It seems the too-big-to-fail crowd has found an unapologetic advocate in John Dugan, the comptroller of the currency and the very regulator whose job it was to prevent the banks from getting into this much trouble in the first place.
Dugan took up the big banks' cudgel last month at a meeting of the board of the Federal Deposit Insurance Corp., where he serves as a director. The FDIC is the government agency that insures bank deposits, and because of the recent rash of bank failures, expected to deplete its reserve fund by the end of the year. To replenish the fund, FDIC Chairwoman Sheila Bair persuaded a majority of the directors to approve a special assessment to be levied on all the banks to raise $6 billion now, with perhaps $6 billion more by year's end.
But Dugan would have none of it. What particularly irked the comptroller was that under a new formula proposed by Bair, more of the burden for supporting the FDIC fund will be shifted from community and regional banks to the biggest banks.
"The overwhelming share of increased actual and projected costs for the fund have been caused by actual and projected failures of smaller banks, not larger ones," Dugan wrote in a rare public dissent.

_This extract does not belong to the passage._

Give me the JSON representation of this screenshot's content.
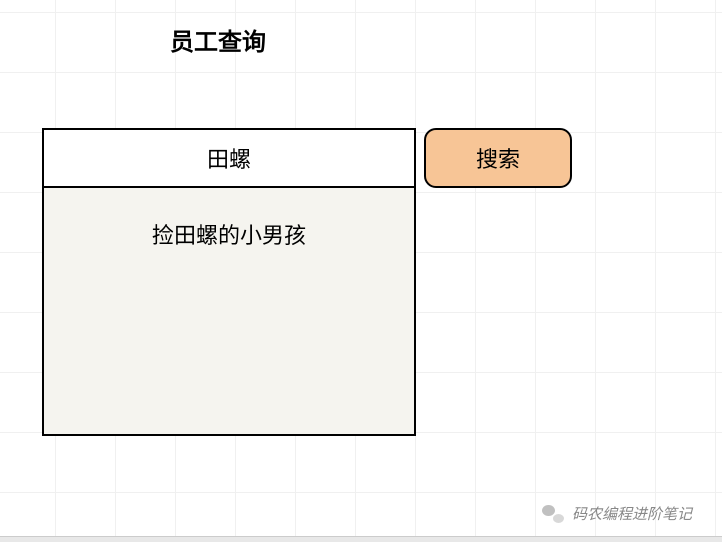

Inconveniently for Dugan, his dissent was lodged on the very day that the FDIC took over Florida's giant BankUnited, at an expected cost of $5.3 billion, equal to the cost of all 30-odd small bank failures so far this year. And last year the FDIC's $11 billion rescue of IndyMac accounted for over half of the $17.9 billion losses in 2008.
But what's particularly absurd about Dugan's argument is that it ignores the reason there haven't been more failures of big banks — namely that these banks were prevented from failing by a Treasury and Federal Reserve wielding sums of money so large that they dwarf anything the FDIC might spend cleaning up after smaller banks.
Given this history, it requires a particularly warped sense of justice to complain about how unfairly the big banks are now being treated. It also gives a pretty good indication of how thoroughly the thinking of the nation's top bank supervisor has been co-opted by the very institutions he is supposed to regulate.
Instead of setting strict limits and standards for bank behavior — and enforcing them, if necessary, with public cease-and-desist orders — regulators bought into the fantasy that there was no amount of risk that couldn't be dealt with by having more capital or better "risk management."
Even today, Dugan remains in denial about his agency's role in the financial debacle. He was skeptical about the bank stress tests and disclosure of the results. He continues to celebrate the fact that national banks have had fewer failures than banks regulated by other agencies, as if Citigroup and Wachovia and Bank of America are somehow great success stories. And he seems to have forgotten that, even after the crisis hit, he continued to push for international rules that would allow big banks to hold less capital and take on more leverage.
There's no mystery why John Dugan is still running interference for big banks he is supposed to regulate. The mystery is why he is still comptroller of the currency.